You wake up one day and decide to have your gallbladder removed. Maybe you’re worried that you’re gaining too much weight, or perhaps you’ve read about the adverse effects of this surgery. Maybe you want to prevent gallstones or gallbladder cancer. Whatever your reasons, you’re sure that you want to live a healthier life and lose the weight. But then what?
A lot of people wonder how they’re going to eat now that their stomach’s (mostly) empty. Will they be able to eat whatever they want without worrying about extra calories? Will they be able to maintain their weight? These are some of the questions that you might have. But, before you answer them, let’s discuss what happens to your body after your gallbladder is removed.
What Happens To Your Body After Your Gallbladder Is Removed?
Your body’s primary response to removing your gallbladder is to attempt to restore it to its original condition.1 So, in other words, it reacts to the surgery by trying to replace what it believes is missing with the gallbladder; a mechanism known as the “biliopancreatic shunt.”
A biliopancreatic shunt is a connection between the bile duct and pancreatic duct that’s usually made through a hole in the stomach or intestine.2 This connection allows pancreatic enzymes to flow into the intestine where they can break down food. Without one, you’d have to consume food in such a way that your digestive system doesn’t reject it.

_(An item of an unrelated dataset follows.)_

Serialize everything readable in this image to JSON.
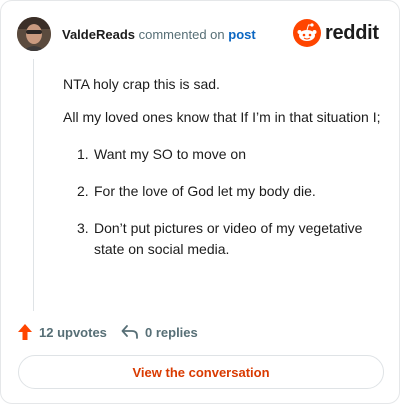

When you have a biliopancreatic shunt, you produce bile in the same way that you would if your gallbladder were intact. This means that your digestive system will have the same reaction to food regardless of whether the gallbladder is removed or not. Hence, your body will try to make up for the lack of a functional gallbladder with all the other organs and structures it can — including the brain.

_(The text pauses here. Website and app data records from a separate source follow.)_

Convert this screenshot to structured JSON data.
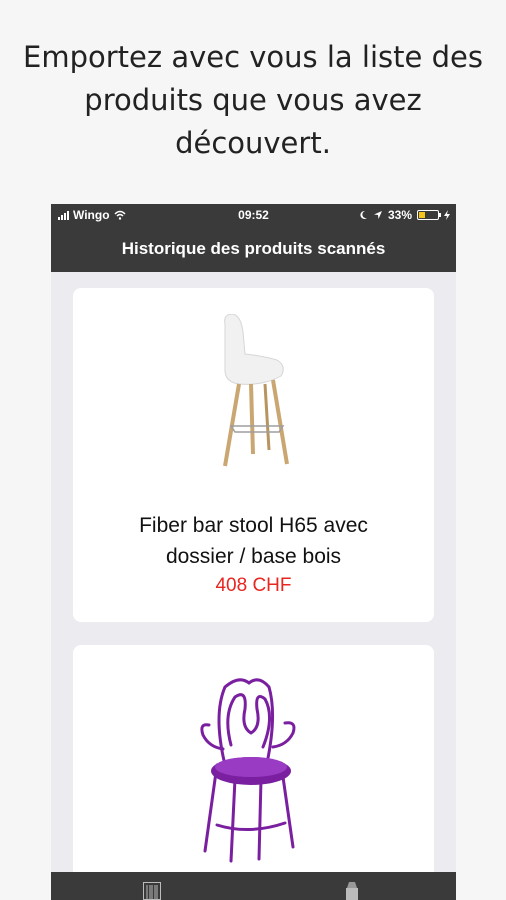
{
  "promo": {
    "line1": "Emportez avec vous la liste des",
    "line2": "produits que vous avez",
    "line3": "découvert."
  },
  "status_bar": {
    "carrier": "Wingo",
    "time": "09:52",
    "battery_percent": "33%",
    "battery_level": 0.33
  },
  "nav": {
    "title": "Historique des produits scannés"
  },
  "products": [
    {
      "name_line1": "Fiber bar stool H65 avec",
      "name_line2": "dossier / base bois",
      "price": "408 CHF",
      "image_icon": "bar-stool-image"
    },
    {
      "image_icon": "purple-iron-chair-image"
    }
  ],
  "tabbar": {
    "items": [
      {
        "icon": "barcode-icon"
      },
      {
        "icon": "history-icon"
      }
    ]
  },
  "colors": {
    "bar_dark": "#3a3a3a",
    "price_red": "#e8251f",
    "chair_purple": "#7a1fa0",
    "background": "#f6f6f6",
    "list_background": "#ebebf0"
  }
}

What About Food Intake After Your Gallbladder Is Removed?
As mentioned, the biliopancreatic shunt is one of the ways in which your body attempts to restore itself to its original condition. Another important mechanism that your body uses to do this is to regulate your food intake. So, when your gallbladder is removed, your body starts making assumptions about how much food you should eat based on its current needs. In most cases, this means that your body will want you to eat less. In fact, up to a year after your gallbladder surgery, your body is still going to require fewer calories than it requires before the surgery.
When you have fewer calories available, you’re going to be forced to choose between eating some now or eating more later. Since eating now provides you with nutrients that help your body to repair itself, you’ll most likely choose to eat now. This is why you lose weight after your gallbladder is removed.
How Long Does It Take For You To Lose Weight Post-Surgery?
As mentioned, your body will try to restore itself to its original weight as soon as it has the opportunity. This means that your weight loss will be immediate (at least in the short term), but it may take longer in the long term.
In most cases, people start losing weight within a few days of their surgery. This rapid weight loss is usually a result of your body trying to shed off the extra fluids that it accumulated while your gallbladder was filled with bile. As time passes and your body gets back on track with eating regularly, you’ll start to see weight gain as your body tries to put everything back the way it was before the surgery.
Who Is At Risk Of Weight Gain After A Gallbladder Removal?
People who are at risk of weight gain after a gallbladder removal are those who are already predisposed to weight gain, or those who have a history of obesity or those who have had the surgery before.
In most cases, people who are already at risk of obesity are among those who are likely to gain weight after a gallbladder removal. This is because these individuals already have the basic building blocks for obesity — such as a large percentage of body fat and a low resting metabolic rate — put them at a higher risk of complications from the surgery.3
Even if you have the genes for obesity, or you’ve been diagnosed with pre-diabetes or Type II diabetes before, you may still be able to lose weight after your gallbladder is removed. It’s all about diet and exercise. If you want to be able to maintain your new weight, you have to learn how to eat healthy and how to exercise consistently. If you want to know how to lose weight after your gallbladder is removed, continue reading.